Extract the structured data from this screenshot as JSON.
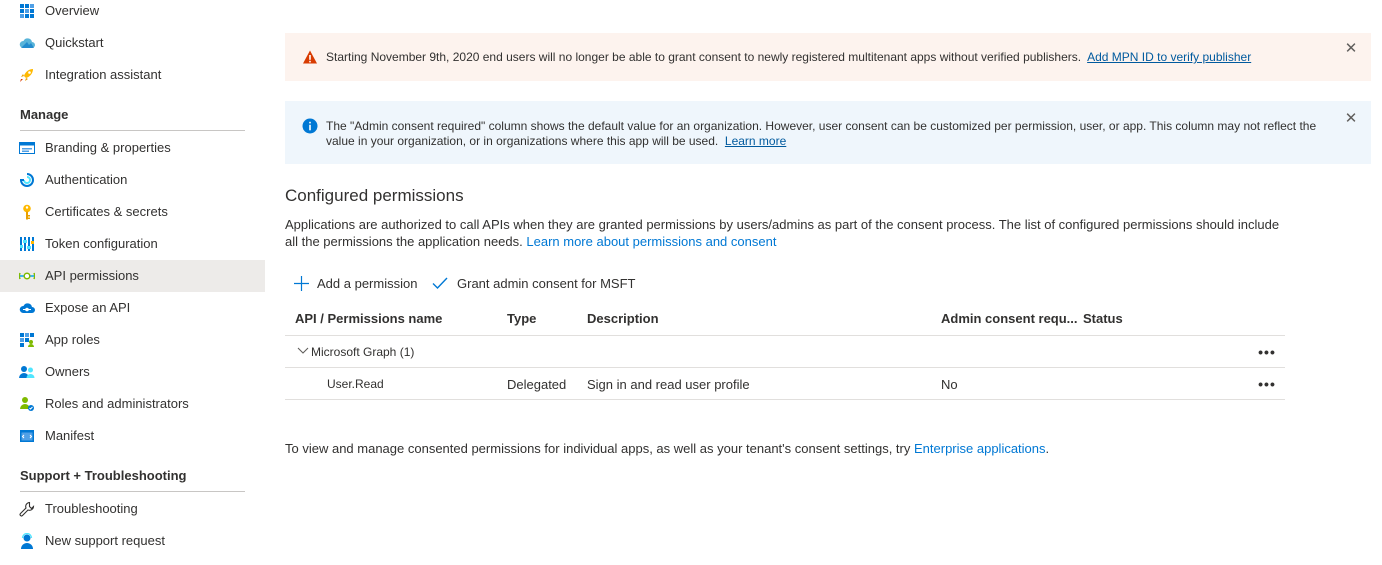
{
  "sidebar": {
    "top_items": [
      {
        "label": "Overview",
        "icon": "grid-icon"
      },
      {
        "label": "Quickstart",
        "icon": "cloud-icon"
      },
      {
        "label": "Integration assistant",
        "icon": "rocket-icon"
      }
    ],
    "manage_title": "Manage",
    "manage_items": [
      {
        "label": "Branding & properties",
        "icon": "branding-icon"
      },
      {
        "label": "Authentication",
        "icon": "authentication-icon"
      },
      {
        "label": "Certificates & secrets",
        "icon": "key-icon"
      },
      {
        "label": "Token configuration",
        "icon": "token-bars-icon"
      },
      {
        "label": "API permissions",
        "icon": "api-icon",
        "selected": true
      },
      {
        "label": "Expose an API",
        "icon": "cloud-api-icon"
      },
      {
        "label": "App roles",
        "icon": "app-roles-icon"
      },
      {
        "label": "Owners",
        "icon": "owners-icon"
      },
      {
        "label": "Roles and administrators",
        "icon": "roles-icon"
      },
      {
        "label": "Manifest",
        "icon": "manifest-icon"
      }
    ],
    "support_title": "Support + Troubleshooting",
    "support_items": [
      {
        "label": "Troubleshooting",
        "icon": "wrench-icon"
      },
      {
        "label": "New support request",
        "icon": "support-person-icon"
      }
    ]
  },
  "warning_banner": {
    "text": "Starting November 9th, 2020 end users will no longer be able to grant consent to newly registered multitenant apps without verified publishers.",
    "link": "Add MPN ID to verify publisher",
    "close": "✕"
  },
  "info_banner": {
    "text": "The \"Admin consent required\" column shows the default value for an organization. However, user consent can be customized per permission, user, or app. This column may not reflect the value in your organization, or in organizations where this app will be used.",
    "link": "Learn more",
    "close": "✕"
  },
  "section": {
    "title": "Configured permissions",
    "description": "Applications are authorized to call APIs when they are granted permissions by users/admins as part of the consent process. The list of configured permissions should include all the permissions the application needs.",
    "learn_more": "Learn more about permissions and consent"
  },
  "commands": {
    "add": "Add a permission",
    "grant": "Grant admin consent for MSFT"
  },
  "table": {
    "headers": [
      "API / Permissions name",
      "Type",
      "Description",
      "Admin consent requ...",
      "Status"
    ],
    "group": {
      "label": "Microsoft Graph (1)",
      "more": "•••"
    },
    "rows": [
      {
        "name": "User.Read",
        "type": "Delegated",
        "description": "Sign in and read user profile",
        "admin_consent": "No",
        "status": "",
        "more": "•••"
      }
    ]
  },
  "footer": {
    "text": "To view and manage consented permissions for individual apps, as well as your tenant's consent settings, try",
    "link": "Enterprise applications",
    "end": "."
  },
  "colors": {
    "accent": "#0078d4",
    "warning_bg": "#fdf3ee",
    "info_bg": "#eff6fc",
    "warning_icon": "#d83b01",
    "selected_bg": "#edebe9"
  }
}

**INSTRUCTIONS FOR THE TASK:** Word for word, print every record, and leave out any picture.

**YOUR SOLUTION:**
Extract the structured data from this screenshot as JSON.
{
  "sidebar": {
    "top_items": [
      {
        "label": "Overview",
        "icon": "grid-icon"
      },
      {
        "label": "Quickstart",
        "icon": "cloud-icon"
      },
      {
        "label": "Integration assistant",
        "icon": "rocket-icon"
      }
    ],
    "manage_title": "Manage",
    "manage_items": [
      {
        "label": "Branding & properties",
        "icon": "branding-icon"
      },
      {
        "label": "Authentication",
        "icon": "authentication-icon"
      },
      {
        "label": "Certificates & secrets",
        "icon": "key-icon"
      },
      {
        "label": "Token configuration",
        "icon": "token-bars-icon"
      },
      {
        "label": "API permissions",
        "icon": "api-icon",
        "selected": true
      },
      {
        "label": "Expose an API",
        "icon": "cloud-api-icon"
      },
      {
        "label": "App roles",
        "icon": "app-roles-icon"
      },
      {
        "label": "Owners",
        "icon": "owners-icon"
      },
      {
        "label": "Roles and administrators",
        "icon": "roles-icon"
      },
      {
        "label": "Manifest",
        "icon": "manifest-icon"
      }
    ],
    "support_title": "Support + Troubleshooting",
    "support_items": [
      {
        "label": "Troubleshooting",
        "icon": "wrench-icon"
      },
      {
        "label": "New support request",
        "icon": "support-person-icon"
      }
    ]
  },
  "warning_banner": {
    "text": "Starting November 9th, 2020 end users will no longer be able to grant consent to newly registered multitenant apps without verified publishers.",
    "link": "Add MPN ID to verify publisher",
    "close": "✕"
  },
  "info_banner": {
    "text": "The \"Admin consent required\" column shows the default value for an organization. However, user consent can be customized per permission, user, or app. This column may not reflect the value in your organization, or in organizations where this app will be used.",
    "link": "Learn more",
    "close": "✕"
  },
  "section": {
    "title": "Configured permissions",
    "description": "Applications are authorized to call APIs when they are granted permissions by users/admins as part of the consent process. The list of configured permissions should include all the permissions the application needs.",
    "learn_more": "Learn more about permissions and consent"
  },
  "commands": {
    "add": "Add a permission",
    "grant": "Grant admin consent for MSFT"
  },
  "table": {
    "headers": [
      "API / Permissions name",
      "Type",
      "Description",
      "Admin consent requ...",
      "Status"
    ],
    "group": {
      "label": "Microsoft Graph (1)",
      "more": "•••"
    },
    "rows": [
      {
        "name": "User.Read",
        "type": "Delegated",
        "description": "Sign in and read user profile",
        "admin_consent": "No",
        "status": "",
        "more": "•••"
      }
    ]
  },
  "footer": {
    "text": "To view and manage consented permissions for individual apps, as well as your tenant's consent settings, try",
    "link": "Enterprise applications",
    "end": "."
  },
  "colors": {
    "accent": "#0078d4",
    "warning_bg": "#fdf3ee",
    "info_bg": "#eff6fc",
    "warning_icon": "#d83b01",
    "selected_bg": "#edebe9"
  }
}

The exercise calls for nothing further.